Items listed in a dataset
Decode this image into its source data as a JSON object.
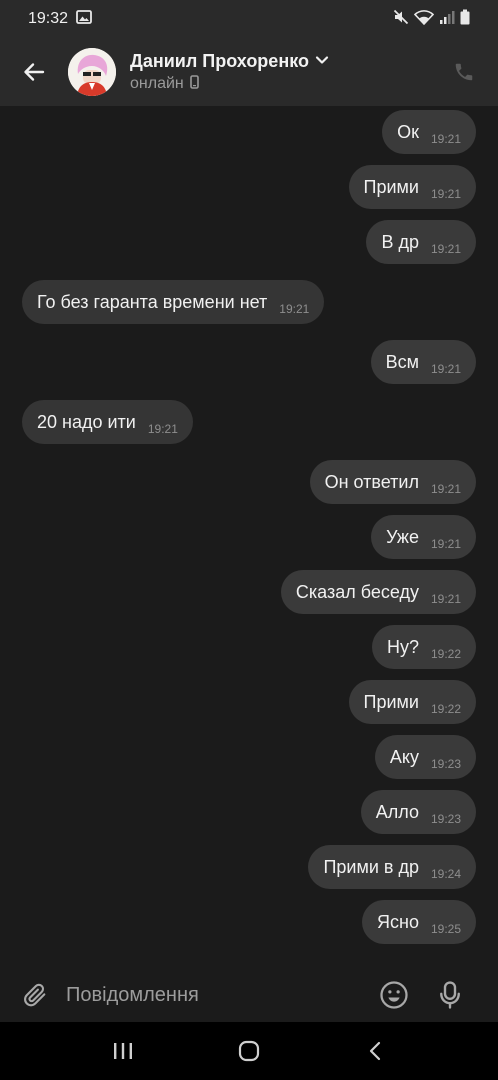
{
  "status_bar": {
    "time": "19:32",
    "icons": [
      "image-icon",
      "mute-icon",
      "wifi-icon",
      "signal-icon",
      "battery-icon"
    ]
  },
  "header": {
    "contact_name": "Даниил Прохоренко",
    "status": "онлайн",
    "icons": [
      "back-arrow-icon",
      "chevron-down-icon",
      "mobile-device-icon",
      "phone-icon"
    ]
  },
  "messages": [
    {
      "text": "Ок",
      "time": "19:21",
      "direction": "outgoing"
    },
    {
      "text": "Прими",
      "time": "19:21",
      "direction": "outgoing"
    },
    {
      "text": "В др",
      "time": "19:21",
      "direction": "outgoing"
    },
    {
      "text": "Го без гаранта времени нет",
      "time": "19:21",
      "direction": "incoming"
    },
    {
      "text": "Всм",
      "time": "19:21",
      "direction": "outgoing"
    },
    {
      "text": "20 надо ити",
      "time": "19:21",
      "direction": "incoming"
    },
    {
      "text": "Он ответил",
      "time": "19:21",
      "direction": "outgoing"
    },
    {
      "text": "Уже",
      "time": "19:21",
      "direction": "outgoing"
    },
    {
      "text": "Сказал беседу",
      "time": "19:21",
      "direction": "outgoing"
    },
    {
      "text": "Ну?",
      "time": "19:22",
      "direction": "outgoing"
    },
    {
      "text": "Прими",
      "time": "19:22",
      "direction": "outgoing"
    },
    {
      "text": "Аку",
      "time": "19:23",
      "direction": "outgoing"
    },
    {
      "text": "Алло",
      "time": "19:23",
      "direction": "outgoing"
    },
    {
      "text": "Прими в др",
      "time": "19:24",
      "direction": "outgoing"
    },
    {
      "text": "Ясно",
      "time": "19:25",
      "direction": "outgoing"
    }
  ],
  "composer": {
    "placeholder": "Повідомлення",
    "icons": [
      "paperclip-icon",
      "emoji-icon",
      "microphone-icon"
    ]
  },
  "navigation": {
    "icons": [
      "recent-apps-icon",
      "home-icon",
      "back-icon"
    ]
  },
  "colors": {
    "background": "#1b1b1b",
    "header": "#2a2a2a",
    "bubble": "#3a3a3a"
  }
}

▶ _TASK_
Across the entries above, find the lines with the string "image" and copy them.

▶ _YOUR SOLUTION_
Decode this image into its source data as a JSON object.
      "image-icon",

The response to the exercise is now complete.